→ Exercise objective
Once you have read the entries below, give them all again without any difference.

The input section start

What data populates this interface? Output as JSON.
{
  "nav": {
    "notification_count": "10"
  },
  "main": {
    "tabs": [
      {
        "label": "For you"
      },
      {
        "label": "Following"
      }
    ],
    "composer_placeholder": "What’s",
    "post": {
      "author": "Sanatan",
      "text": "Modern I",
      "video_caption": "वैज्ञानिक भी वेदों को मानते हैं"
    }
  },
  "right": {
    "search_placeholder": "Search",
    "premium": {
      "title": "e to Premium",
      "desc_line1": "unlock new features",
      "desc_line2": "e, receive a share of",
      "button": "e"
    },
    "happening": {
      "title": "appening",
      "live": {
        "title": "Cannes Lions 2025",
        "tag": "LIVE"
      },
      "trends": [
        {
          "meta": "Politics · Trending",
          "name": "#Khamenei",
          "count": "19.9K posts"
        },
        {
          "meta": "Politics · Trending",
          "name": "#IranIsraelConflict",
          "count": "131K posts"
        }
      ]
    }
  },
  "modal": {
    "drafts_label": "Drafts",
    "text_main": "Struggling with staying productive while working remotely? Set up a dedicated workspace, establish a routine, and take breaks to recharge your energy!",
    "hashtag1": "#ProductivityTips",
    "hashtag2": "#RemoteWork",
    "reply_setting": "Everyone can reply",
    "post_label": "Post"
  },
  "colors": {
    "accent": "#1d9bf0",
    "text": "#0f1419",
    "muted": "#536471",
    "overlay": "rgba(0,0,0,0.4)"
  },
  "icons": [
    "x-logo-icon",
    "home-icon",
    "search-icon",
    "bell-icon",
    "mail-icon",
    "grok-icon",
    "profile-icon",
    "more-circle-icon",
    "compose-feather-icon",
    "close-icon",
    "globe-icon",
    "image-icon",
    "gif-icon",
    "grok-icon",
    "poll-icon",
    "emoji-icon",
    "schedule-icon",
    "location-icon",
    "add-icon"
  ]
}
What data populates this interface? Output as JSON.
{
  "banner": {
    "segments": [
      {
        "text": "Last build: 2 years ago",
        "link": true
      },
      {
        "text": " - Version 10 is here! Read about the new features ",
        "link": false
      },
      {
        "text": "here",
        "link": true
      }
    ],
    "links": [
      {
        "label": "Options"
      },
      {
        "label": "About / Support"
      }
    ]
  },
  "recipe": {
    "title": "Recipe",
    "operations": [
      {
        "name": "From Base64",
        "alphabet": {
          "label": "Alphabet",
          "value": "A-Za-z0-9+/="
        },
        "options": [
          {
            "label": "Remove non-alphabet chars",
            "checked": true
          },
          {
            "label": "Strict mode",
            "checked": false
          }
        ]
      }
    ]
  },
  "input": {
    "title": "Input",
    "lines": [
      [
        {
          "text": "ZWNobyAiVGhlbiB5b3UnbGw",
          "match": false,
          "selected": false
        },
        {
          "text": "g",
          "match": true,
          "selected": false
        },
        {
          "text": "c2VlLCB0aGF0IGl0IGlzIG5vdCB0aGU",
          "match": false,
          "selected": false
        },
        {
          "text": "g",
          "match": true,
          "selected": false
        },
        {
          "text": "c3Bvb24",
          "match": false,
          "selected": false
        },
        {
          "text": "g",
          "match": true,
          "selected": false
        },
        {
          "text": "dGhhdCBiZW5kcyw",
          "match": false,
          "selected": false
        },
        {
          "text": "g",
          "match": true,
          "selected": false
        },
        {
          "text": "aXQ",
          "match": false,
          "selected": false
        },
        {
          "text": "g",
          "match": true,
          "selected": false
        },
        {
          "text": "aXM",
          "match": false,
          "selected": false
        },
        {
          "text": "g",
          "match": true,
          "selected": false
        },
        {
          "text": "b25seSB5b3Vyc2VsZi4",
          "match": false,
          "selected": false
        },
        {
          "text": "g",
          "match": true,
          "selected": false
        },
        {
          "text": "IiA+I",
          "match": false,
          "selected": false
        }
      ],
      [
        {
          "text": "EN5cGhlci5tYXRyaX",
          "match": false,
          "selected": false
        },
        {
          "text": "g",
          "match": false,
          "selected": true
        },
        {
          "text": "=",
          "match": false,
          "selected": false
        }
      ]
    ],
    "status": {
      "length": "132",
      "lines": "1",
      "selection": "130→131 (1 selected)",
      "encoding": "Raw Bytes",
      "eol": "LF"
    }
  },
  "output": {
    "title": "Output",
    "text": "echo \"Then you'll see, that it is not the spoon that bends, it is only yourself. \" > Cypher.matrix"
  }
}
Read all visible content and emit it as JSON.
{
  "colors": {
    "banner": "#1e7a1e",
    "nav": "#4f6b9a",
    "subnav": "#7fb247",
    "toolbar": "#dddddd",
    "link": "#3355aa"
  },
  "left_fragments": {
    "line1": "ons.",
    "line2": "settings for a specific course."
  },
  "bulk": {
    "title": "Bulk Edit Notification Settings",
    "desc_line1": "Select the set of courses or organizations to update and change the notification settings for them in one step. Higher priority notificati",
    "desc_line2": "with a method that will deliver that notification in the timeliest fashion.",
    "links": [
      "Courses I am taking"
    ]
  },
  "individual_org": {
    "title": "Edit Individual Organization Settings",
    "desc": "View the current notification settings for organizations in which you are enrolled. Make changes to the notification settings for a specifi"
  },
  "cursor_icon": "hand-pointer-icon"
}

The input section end

→ Answer box
What data populates this interface? Output as JSON.
{
  "nav": {
    "notification_count": "10"
  },
  "main": {
    "tabs": [
      {
        "label": "For you"
      },
      {
        "label": "Following"
      }
    ],
    "composer_placeholder": "What’s",
    "post": {
      "author": "Sanatan",
      "text": "Modern I",
      "video_caption": "वैज्ञानिक भी वेदों को मानते हैं"
    }
  },
  "right": {
    "search_placeholder": "Search",
    "premium": {
      "title": "e to Premium",
      "desc_line1": "unlock new features",
      "desc_line2": "e, receive a share of",
      "button": "e"
    },
    "happening": {
      "title": "appening",
      "live": {
        "title": "Cannes Lions 2025",
        "tag": "LIVE"
      },
      "trends": [
        {
          "meta": "Politics · Trending",
          "name": "#Khamenei",
          "count": "19.9K posts"
        },
        {
          "meta": "Politics · Trending",
          "name": "#IranIsraelConflict",
          "count": "131K posts"
        }
      ]
    }
  },
  "modal": {
    "drafts_label": "Drafts",
    "text_main": "Struggling with staying productive while working remotely? Set up a dedicated workspace, establish a routine, and take breaks to recharge your energy!",
    "hashtag1": "#ProductivityTips",
    "hashtag2": "#RemoteWork",
    "reply_setting": "Everyone can reply",
    "post_label": "Post"
  },
  "colors": {
    "accent": "#1d9bf0",
    "text": "#0f1419",
    "muted": "#536471",
    "overlay": "rgba(0,0,0,0.4)"
  },
  "icons": [
    "x-logo-icon",
    "home-icon",
    "search-icon",
    "bell-icon",
    "mail-icon",
    "grok-icon",
    "profile-icon",
    "more-circle-icon",
    "compose-feather-icon",
    "close-icon",
    "globe-icon",
    "image-icon",
    "gif-icon",
    "grok-icon",
    "poll-icon",
    "emoji-icon",
    "schedule-icon",
    "location-icon",
    "add-icon"
  ]
}
What data populates this interface? Output as JSON.
{
  "banner": {
    "segments": [
      {
        "text": "Last build: 2 years ago",
        "link": true
      },
      {
        "text": " - Version 10 is here! Read about the new features ",
        "link": false
      },
      {
        "text": "here",
        "link": true
      }
    ],
    "links": [
      {
        "label": "Options"
      },
      {
        "label": "About / Support"
      }
    ]
  },
  "recipe": {
    "title": "Recipe",
    "operations": [
      {
        "name": "From Base64",
        "alphabet": {
          "label": "Alphabet",
          "value": "A-Za-z0-9+/="
        },
        "options": [
          {
            "label": "Remove non-alphabet chars",
            "checked": true
          },
          {
            "label": "Strict mode",
            "checked": false
          }
        ]
      }
    ]
  },
  "input": {
    "title": "Input",
    "lines": [
      [
        {
          "text": "ZWNobyAiVGhlbiB5b3UnbGw",
          "match": false,
          "selected": false
        },
        {
          "text": "g",
          "match": true,
          "selected": false
        },
        {
          "text": "c2VlLCB0aGF0IGl0IGlzIG5vdCB0aGU",
          "match": false,
          "selected": false
        },
        {
          "text": "g",
          "match": true,
          "selected": false
        },
        {
          "text": "c3Bvb24",
          "match": false,
          "selected": false
        },
        {
          "text": "g",
          "match": true,
          "selected": false
        },
        {
          "text": "dGhhdCBiZW5kcyw",
          "match": false,
          "selected": false
        },
        {
          "text": "g",
          "match": true,
          "selected": false
        },
        {
          "text": "aXQ",
          "match": false,
          "selected": false
        },
        {
          "text": "g",
          "match": true,
          "selected": false
        },
        {
          "text": "aXM",
          "match": false,
          "selected": false
        },
        {
          "text": "g",
          "match": true,
          "selected": false
        },
        {
          "text": "b25seSB5b3Vyc2VsZi4",
          "match": false,
          "selected": false
        },
        {
          "text": "g",
          "match": true,
          "selected": false
        },
        {
          "text": "IiA+I",
          "match": false,
          "selected": false
        }
      ],
      [
        {
          "text": "EN5cGhlci5tYXRyaX",
          "match": false,
          "selected": false
        },
        {
          "text": "g",
          "match": false,
          "selected": true
        },
        {
          "text": "=",
          "match": false,
          "selected": false
        }
      ]
    ],
    "status": {
      "length": "132",
      "lines": "1",
      "selection": "130→131 (1 selected)",
      "encoding": "Raw Bytes",
      "eol": "LF"
    }
  },
  "output": {
    "title": "Output",
    "text": "echo \"Then you'll see, that it is not the spoon that bends, it is only yourself. \" > Cypher.matrix"
  }
}
Read all visible content and emit it as JSON.
{
  "colors": {
    "banner": "#1e7a1e",
    "nav": "#4f6b9a",
    "subnav": "#7fb247",
    "toolbar": "#dddddd",
    "link": "#3355aa"
  },
  "left_fragments": {
    "line1": "ons.",
    "line2": "settings for a specific course."
  },
  "bulk": {
    "title": "Bulk Edit Notification Settings",
    "desc_line1": "Select the set of courses or organizations to update and change the notification settings for them in one step. Higher priority notificati",
    "desc_line2": "with a method that will deliver that notification in the timeliest fashion.",
    "links": [
      "Courses I am taking"
    ]
  },
  "individual_org": {
    "title": "Edit Individual Organization Settings",
    "desc": "View the current notification settings for organizations in which you are enrolled. Make changes to the notification settings for a specifi"
  },
  "cursor_icon": "hand-pointer-icon"
}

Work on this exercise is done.